Your assignment: Copy each entry below verbatim. Skip the pictures.

Data section:
· · ·

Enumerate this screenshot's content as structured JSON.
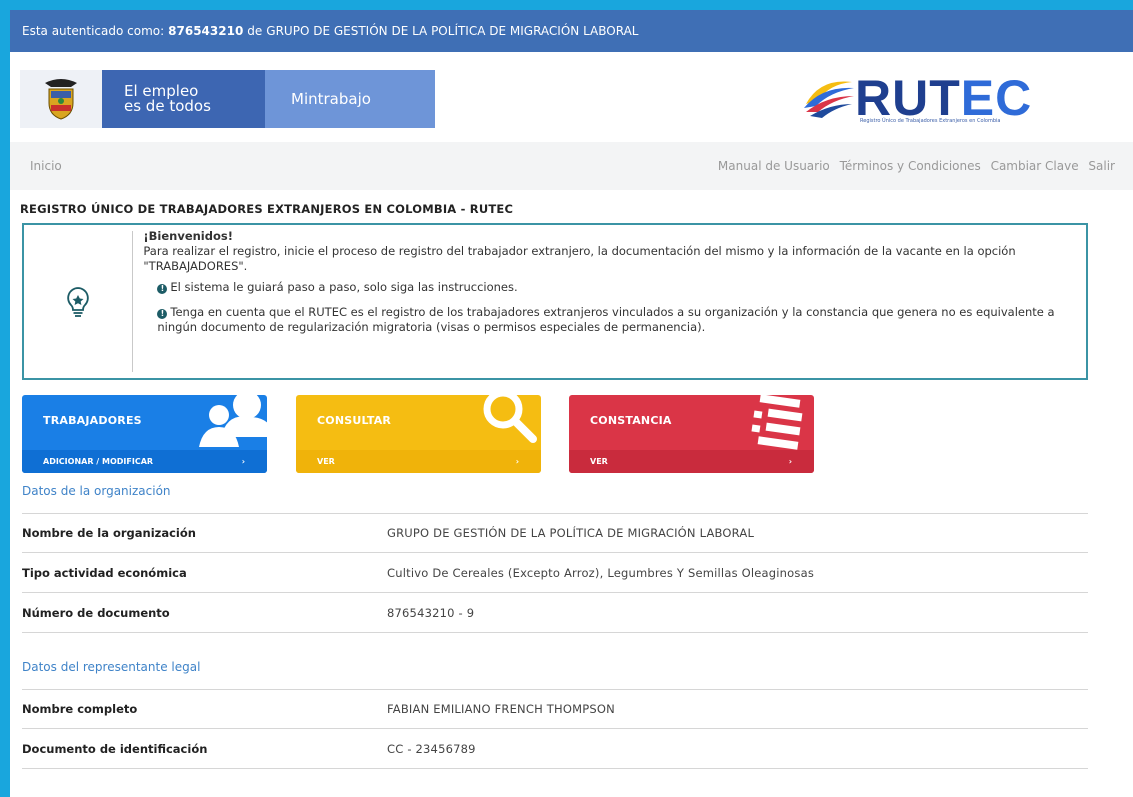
{
  "auth": {
    "prefix": "Esta autenticado como:",
    "user_id": "876543210",
    "connector": "de",
    "organization": "GRUPO DE GESTIÓN DE LA POLÍTICA DE MIGRACIÓN LABORAL"
  },
  "header": {
    "slogan_line1": "El empleo",
    "slogan_line2": "es de todos",
    "ministry": "Mintrabajo",
    "brand_part1": "RUT",
    "brand_part2": "EC",
    "brand_subtitle": "Registro Único de Trabajadores Extranjeros en Colombia"
  },
  "nav": {
    "home": "Inicio",
    "manual": "Manual de Usuario",
    "terms": "Términos y Condiciones",
    "change_password": "Cambiar Clave",
    "logout": "Salir"
  },
  "page_title": "REGISTRO ÚNICO DE TRABAJADORES EXTRANJEROS EN COLOMBIA - RUTEC",
  "welcome": {
    "title": "¡Bienvenidos!",
    "intro": "Para realizar el registro, inicie el proceso de registro del trabajador extranjero, la documentación del mismo y la información de la vacante en la opción \"TRABAJADORES\".",
    "note1": "El sistema le guiará paso a paso, solo siga las instrucciones.",
    "note2": "Tenga en cuenta que el RUTEC es el registro de los trabajadores extranjeros vinculados a su organización y la constancia que genera no es equivalente a ningún documento de regularización migratoria (visas o permisos especiales de permanencia)."
  },
  "tiles": [
    {
      "title": "TRABAJADORES",
      "action": "ADICIONAR / MODIFICAR",
      "arrow": "›"
    },
    {
      "title": "CONSULTAR",
      "action": "VER",
      "arrow": "›"
    },
    {
      "title": "CONSTANCIA",
      "action": "VER",
      "arrow": "›"
    }
  ],
  "organization": {
    "section_title": "Datos de la organización",
    "rows": [
      {
        "label": "Nombre de la organización",
        "value": "GRUPO DE GESTIÓN DE LA POLÍTICA DE MIGRACIÓN LABORAL"
      },
      {
        "label": "Tipo actividad económica",
        "value": "Cultivo De Cereales (Excepto Arroz), Legumbres Y Semillas Oleaginosas"
      },
      {
        "label": "Número de documento",
        "value": "876543210 - 9"
      }
    ]
  },
  "legal_rep": {
    "section_title": "Datos del representante legal",
    "rows": [
      {
        "label": "Nombre completo",
        "value": "FABIAN EMILIANO FRENCH THOMPSON"
      },
      {
        "label": "Documento de identificación",
        "value": "CC - 23456789"
      }
    ]
  },
  "colors": {
    "auth_bar": "#3f6fb5",
    "tile_blue": "#1a7fe6",
    "tile_yellow": "#f5bd12",
    "tile_red": "#da3547",
    "accent_link": "#3f83c8",
    "frame": "#19a6dd"
  },
  "icons": [
    "coat-of-arms-icon",
    "rutec-swirl-icon",
    "lightbulb-icon",
    "info-icon",
    "users-icon",
    "search-icon",
    "document-icon",
    "chevron-right-icon"
  ]
}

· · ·

Answer to this task:
Enumerate this screenshot's content as structured JSON.
{
  "auth": {
    "prefix": "Esta autenticado como:",
    "user_id": "876543210",
    "connector": "de",
    "organization": "GRUPO DE GESTIÓN DE LA POLÍTICA DE MIGRACIÓN LABORAL"
  },
  "header": {
    "slogan_line1": "El empleo",
    "slogan_line2": "es de todos",
    "ministry": "Mintrabajo",
    "brand_part1": "RUT",
    "brand_part2": "EC",
    "brand_subtitle": "Registro Único de Trabajadores Extranjeros en Colombia"
  },
  "nav": {
    "home": "Inicio",
    "manual": "Manual de Usuario",
    "terms": "Términos y Condiciones",
    "change_password": "Cambiar Clave",
    "logout": "Salir"
  },
  "page_title": "REGISTRO ÚNICO DE TRABAJADORES EXTRANJEROS EN COLOMBIA - RUTEC",
  "welcome": {
    "title": "¡Bienvenidos!",
    "intro": "Para realizar el registro, inicie el proceso de registro del trabajador extranjero, la documentación del mismo y la información de la vacante en la opción \"TRABAJADORES\".",
    "note1": "El sistema le guiará paso a paso, solo siga las instrucciones.",
    "note2": "Tenga en cuenta que el RUTEC es el registro de los trabajadores extranjeros vinculados a su organización y la constancia que genera no es equivalente a ningún documento de regularización migratoria (visas o permisos especiales de permanencia)."
  },
  "tiles": [
    {
      "title": "TRABAJADORES",
      "action": "ADICIONAR / MODIFICAR",
      "arrow": "›"
    },
    {
      "title": "CONSULTAR",
      "action": "VER",
      "arrow": "›"
    },
    {
      "title": "CONSTANCIA",
      "action": "VER",
      "arrow": "›"
    }
  ],
  "organization": {
    "section_title": "Datos de la organización",
    "rows": [
      {
        "label": "Nombre de la organización",
        "value": "GRUPO DE GESTIÓN DE LA POLÍTICA DE MIGRACIÓN LABORAL"
      },
      {
        "label": "Tipo actividad económica",
        "value": "Cultivo De Cereales (Excepto Arroz), Legumbres Y Semillas Oleaginosas"
      },
      {
        "label": "Número de documento",
        "value": "876543210 - 9"
      }
    ]
  },
  "legal_rep": {
    "section_title": "Datos del representante legal",
    "rows": [
      {
        "label": "Nombre completo",
        "value": "FABIAN EMILIANO FRENCH THOMPSON"
      },
      {
        "label": "Documento de identificación",
        "value": "CC - 23456789"
      }
    ]
  },
  "colors": {
    "auth_bar": "#3f6fb5",
    "tile_blue": "#1a7fe6",
    "tile_yellow": "#f5bd12",
    "tile_red": "#da3547",
    "accent_link": "#3f83c8",
    "frame": "#19a6dd"
  },
  "icons": [
    "coat-of-arms-icon",
    "rutec-swirl-icon",
    "lightbulb-icon",
    "info-icon",
    "users-icon",
    "search-icon",
    "document-icon",
    "chevron-right-icon"
  ]
}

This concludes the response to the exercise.